• **WHAT TO DO**: No line of the records may be dropped; print them all again exactly.

• **DATA FOR ANALYSIS**:
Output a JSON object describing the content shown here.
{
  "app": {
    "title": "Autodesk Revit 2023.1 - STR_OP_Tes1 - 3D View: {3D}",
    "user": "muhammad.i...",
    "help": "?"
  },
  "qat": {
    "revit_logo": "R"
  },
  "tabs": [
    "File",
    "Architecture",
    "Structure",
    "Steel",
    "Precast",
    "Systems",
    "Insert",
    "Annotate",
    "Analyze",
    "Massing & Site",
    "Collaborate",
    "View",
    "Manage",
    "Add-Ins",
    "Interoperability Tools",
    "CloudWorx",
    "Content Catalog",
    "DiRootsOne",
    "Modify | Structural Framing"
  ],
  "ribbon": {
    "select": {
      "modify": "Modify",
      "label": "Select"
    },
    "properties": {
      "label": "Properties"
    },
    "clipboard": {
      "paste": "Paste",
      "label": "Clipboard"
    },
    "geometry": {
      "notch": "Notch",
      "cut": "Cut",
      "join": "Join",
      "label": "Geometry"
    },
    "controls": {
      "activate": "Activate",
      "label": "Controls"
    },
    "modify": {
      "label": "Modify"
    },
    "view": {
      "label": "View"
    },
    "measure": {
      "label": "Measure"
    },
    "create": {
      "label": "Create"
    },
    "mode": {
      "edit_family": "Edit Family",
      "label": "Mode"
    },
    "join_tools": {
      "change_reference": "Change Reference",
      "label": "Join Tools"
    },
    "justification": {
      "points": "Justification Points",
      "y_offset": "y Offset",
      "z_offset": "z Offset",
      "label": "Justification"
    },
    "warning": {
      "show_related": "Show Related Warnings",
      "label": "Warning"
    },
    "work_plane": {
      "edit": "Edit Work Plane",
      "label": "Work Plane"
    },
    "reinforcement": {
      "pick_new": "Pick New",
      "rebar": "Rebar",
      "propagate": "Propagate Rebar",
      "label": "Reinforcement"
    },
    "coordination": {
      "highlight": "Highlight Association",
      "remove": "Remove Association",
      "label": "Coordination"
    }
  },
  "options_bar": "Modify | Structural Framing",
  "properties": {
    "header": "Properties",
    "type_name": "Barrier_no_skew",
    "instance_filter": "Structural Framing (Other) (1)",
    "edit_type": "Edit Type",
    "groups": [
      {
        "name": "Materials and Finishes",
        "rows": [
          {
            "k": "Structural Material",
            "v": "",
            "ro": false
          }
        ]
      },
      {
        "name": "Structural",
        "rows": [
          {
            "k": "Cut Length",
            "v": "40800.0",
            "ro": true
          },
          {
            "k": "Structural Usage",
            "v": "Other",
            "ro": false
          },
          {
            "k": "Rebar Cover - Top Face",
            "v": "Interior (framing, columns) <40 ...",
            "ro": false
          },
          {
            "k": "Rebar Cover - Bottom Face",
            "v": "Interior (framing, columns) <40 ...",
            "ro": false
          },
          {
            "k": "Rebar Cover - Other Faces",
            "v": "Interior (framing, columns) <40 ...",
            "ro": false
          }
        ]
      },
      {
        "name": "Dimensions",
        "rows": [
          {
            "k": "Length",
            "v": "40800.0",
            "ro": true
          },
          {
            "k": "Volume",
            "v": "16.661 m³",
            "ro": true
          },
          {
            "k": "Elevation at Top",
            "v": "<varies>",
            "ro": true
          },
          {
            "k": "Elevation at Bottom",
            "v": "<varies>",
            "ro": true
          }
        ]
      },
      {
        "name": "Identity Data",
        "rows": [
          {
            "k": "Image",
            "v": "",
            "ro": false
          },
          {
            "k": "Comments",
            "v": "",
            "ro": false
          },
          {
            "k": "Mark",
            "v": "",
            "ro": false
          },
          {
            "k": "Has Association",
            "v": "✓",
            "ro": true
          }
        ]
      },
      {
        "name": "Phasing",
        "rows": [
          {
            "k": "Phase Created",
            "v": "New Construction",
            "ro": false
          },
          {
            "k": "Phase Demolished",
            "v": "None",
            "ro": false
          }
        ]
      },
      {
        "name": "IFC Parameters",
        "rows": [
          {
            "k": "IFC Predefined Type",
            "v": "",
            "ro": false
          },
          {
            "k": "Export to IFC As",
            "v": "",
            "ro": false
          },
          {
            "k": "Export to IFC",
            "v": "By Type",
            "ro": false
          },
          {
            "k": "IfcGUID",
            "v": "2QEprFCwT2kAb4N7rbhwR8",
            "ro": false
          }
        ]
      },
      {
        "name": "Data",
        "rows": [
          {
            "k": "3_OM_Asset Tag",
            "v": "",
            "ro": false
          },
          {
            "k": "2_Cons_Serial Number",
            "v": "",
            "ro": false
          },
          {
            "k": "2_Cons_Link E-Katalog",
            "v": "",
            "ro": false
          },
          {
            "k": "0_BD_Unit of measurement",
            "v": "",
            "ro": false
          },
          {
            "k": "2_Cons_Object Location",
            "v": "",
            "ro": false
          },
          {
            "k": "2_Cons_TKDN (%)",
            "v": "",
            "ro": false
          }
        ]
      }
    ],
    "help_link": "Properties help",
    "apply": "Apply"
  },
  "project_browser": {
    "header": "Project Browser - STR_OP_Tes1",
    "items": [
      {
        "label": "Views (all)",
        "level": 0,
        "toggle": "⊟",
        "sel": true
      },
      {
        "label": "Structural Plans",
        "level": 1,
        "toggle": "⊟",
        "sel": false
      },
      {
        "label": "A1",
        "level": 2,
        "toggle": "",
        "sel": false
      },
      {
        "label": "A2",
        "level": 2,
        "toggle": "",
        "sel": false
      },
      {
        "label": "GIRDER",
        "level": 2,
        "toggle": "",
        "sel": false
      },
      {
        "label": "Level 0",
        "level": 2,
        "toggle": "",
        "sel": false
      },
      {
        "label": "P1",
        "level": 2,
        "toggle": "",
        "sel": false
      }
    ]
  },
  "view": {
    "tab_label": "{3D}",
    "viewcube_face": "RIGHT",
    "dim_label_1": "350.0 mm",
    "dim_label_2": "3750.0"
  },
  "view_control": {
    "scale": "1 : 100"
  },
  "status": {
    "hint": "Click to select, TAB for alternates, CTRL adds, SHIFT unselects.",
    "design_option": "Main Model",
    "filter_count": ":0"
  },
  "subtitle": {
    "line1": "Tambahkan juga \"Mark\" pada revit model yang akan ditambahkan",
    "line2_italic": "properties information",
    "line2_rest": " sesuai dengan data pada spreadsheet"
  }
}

• **RESPONSE AREA**:
Output a JSON object describing the content shown here.
{
  "app": {
    "title": "Autodesk Revit 2023.1 - STR_OP_Tes1 - 3D View: {3D}",
    "user": "muhammad.i...",
    "help": "?"
  },
  "qat": {
    "revit_logo": "R"
  },
  "tabs": [
    "File",
    "Architecture",
    "Structure",
    "Steel",
    "Precast",
    "Systems",
    "Insert",
    "Annotate",
    "Analyze",
    "Massing & Site",
    "Collaborate",
    "View",
    "Manage",
    "Add-Ins",
    "Interoperability Tools",
    "CloudWorx",
    "Content Catalog",
    "DiRootsOne",
    "Modify | Structural Framing"
  ],
  "ribbon": {
    "select": {
      "modify": "Modify",
      "label": "Select"
    },
    "properties": {
      "label": "Properties"
    },
    "clipboard": {
      "paste": "Paste",
      "label": "Clipboard"
    },
    "geometry": {
      "notch": "Notch",
      "cut": "Cut",
      "join": "Join",
      "label": "Geometry"
    },
    "controls": {
      "activate": "Activate",
      "label": "Controls"
    },
    "modify": {
      "label": "Modify"
    },
    "view": {
      "label": "View"
    },
    "measure": {
      "label": "Measure"
    },
    "create": {
      "label": "Create"
    },
    "mode": {
      "edit_family": "Edit Family",
      "label": "Mode"
    },
    "join_tools": {
      "change_reference": "Change Reference",
      "label": "Join Tools"
    },
    "justification": {
      "points": "Justification Points",
      "y_offset": "y Offset",
      "z_offset": "z Offset",
      "label": "Justification"
    },
    "warning": {
      "show_related": "Show Related Warnings",
      "label": "Warning"
    },
    "work_plane": {
      "edit": "Edit Work Plane",
      "label": "Work Plane"
    },
    "reinforcement": {
      "pick_new": "Pick New",
      "rebar": "Rebar",
      "propagate": "Propagate Rebar",
      "label": "Reinforcement"
    },
    "coordination": {
      "highlight": "Highlight Association",
      "remove": "Remove Association",
      "label": "Coordination"
    }
  },
  "options_bar": "Modify | Structural Framing",
  "properties": {
    "header": "Properties",
    "type_name": "Barrier_no_skew",
    "instance_filter": "Structural Framing (Other) (1)",
    "edit_type": "Edit Type",
    "groups": [
      {
        "name": "Materials and Finishes",
        "rows": [
          {
            "k": "Structural Material",
            "v": "",
            "ro": false
          }
        ]
      },
      {
        "name": "Structural",
        "rows": [
          {
            "k": "Cut Length",
            "v": "40800.0",
            "ro": true
          },
          {
            "k": "Structural Usage",
            "v": "Other",
            "ro": false
          },
          {
            "k": "Rebar Cover - Top Face",
            "v": "Interior (framing, columns) <40 ...",
            "ro": false
          },
          {
            "k": "Rebar Cover - Bottom Face",
            "v": "Interior (framing, columns) <40 ...",
            "ro": false
          },
          {
            "k": "Rebar Cover - Other Faces",
            "v": "Interior (framing, columns) <40 ...",
            "ro": false
          }
        ]
      },
      {
        "name": "Dimensions",
        "rows": [
          {
            "k": "Length",
            "v": "40800.0",
            "ro": true
          },
          {
            "k": "Volume",
            "v": "16.661 m³",
            "ro": true
          },
          {
            "k": "Elevation at Top",
            "v": "<varies>",
            "ro": true
          },
          {
            "k": "Elevation at Bottom",
            "v": "<varies>",
            "ro": true
          }
        ]
      },
      {
        "name": "Identity Data",
        "rows": [
          {
            "k": "Image",
            "v": "",
            "ro": false
          },
          {
            "k": "Comments",
            "v": "",
            "ro": false
          },
          {
            "k": "Mark",
            "v": "",
            "ro": false
          },
          {
            "k": "Has Association",
            "v": "✓",
            "ro": true
          }
        ]
      },
      {
        "name": "Phasing",
        "rows": [
          {
            "k": "Phase Created",
            "v": "New Construction",
            "ro": false
          },
          {
            "k": "Phase Demolished",
            "v": "None",
            "ro": false
          }
        ]
      },
      {
        "name": "IFC Parameters",
        "rows": [
          {
            "k": "IFC Predefined Type",
            "v": "",
            "ro": false
          },
          {
            "k": "Export to IFC As",
            "v": "",
            "ro": false
          },
          {
            "k": "Export to IFC",
            "v": "By Type",
            "ro": false
          },
          {
            "k": "IfcGUID",
            "v": "2QEprFCwT2kAb4N7rbhwR8",
            "ro": false
          }
        ]
      },
      {
        "name": "Data",
        "rows": [
          {
            "k": "3_OM_Asset Tag",
            "v": "",
            "ro": false
          },
          {
            "k": "2_Cons_Serial Number",
            "v": "",
            "ro": false
          },
          {
            "k": "2_Cons_Link E-Katalog",
            "v": "",
            "ro": false
          },
          {
            "k": "0_BD_Unit of measurement",
            "v": "",
            "ro": false
          },
          {
            "k": "2_Cons_Object Location",
            "v": "",
            "ro": false
          },
          {
            "k": "2_Cons_TKDN (%)",
            "v": "",
            "ro": false
          }
        ]
      }
    ],
    "help_link": "Properties help",
    "apply": "Apply"
  },
  "project_browser": {
    "header": "Project Browser - STR_OP_Tes1",
    "items": [
      {
        "label": "Views (all)",
        "level": 0,
        "toggle": "⊟",
        "sel": true
      },
      {
        "label": "Structural Plans",
        "level": 1,
        "toggle": "⊟",
        "sel": false
      },
      {
        "label": "A1",
        "level": 2,
        "toggle": "",
        "sel": false
      },
      {
        "label": "A2",
        "level": 2,
        "toggle": "",
        "sel": false
      },
      {
        "label": "GIRDER",
        "level": 2,
        "toggle": "",
        "sel": false
      },
      {
        "label": "Level 0",
        "level": 2,
        "toggle": "",
        "sel": false
      },
      {
        "label": "P1",
        "level": 2,
        "toggle": "",
        "sel": false
      }
    ]
  },
  "view": {
    "tab_label": "{3D}",
    "viewcube_face": "RIGHT",
    "dim_label_1": "350.0 mm",
    "dim_label_2": "3750.0"
  },
  "view_control": {
    "scale": "1 : 100"
  },
  "status": {
    "hint": "Click to select, TAB for alternates, CTRL adds, SHIFT unselects.",
    "design_option": "Main Model",
    "filter_count": ":0"
  },
  "subtitle": {
    "line1": "Tambahkan juga \"Mark\" pada revit model yang akan ditambahkan",
    "line2_italic": "properties information",
    "line2_rest": " sesuai dengan data pada spreadsheet"
  }
}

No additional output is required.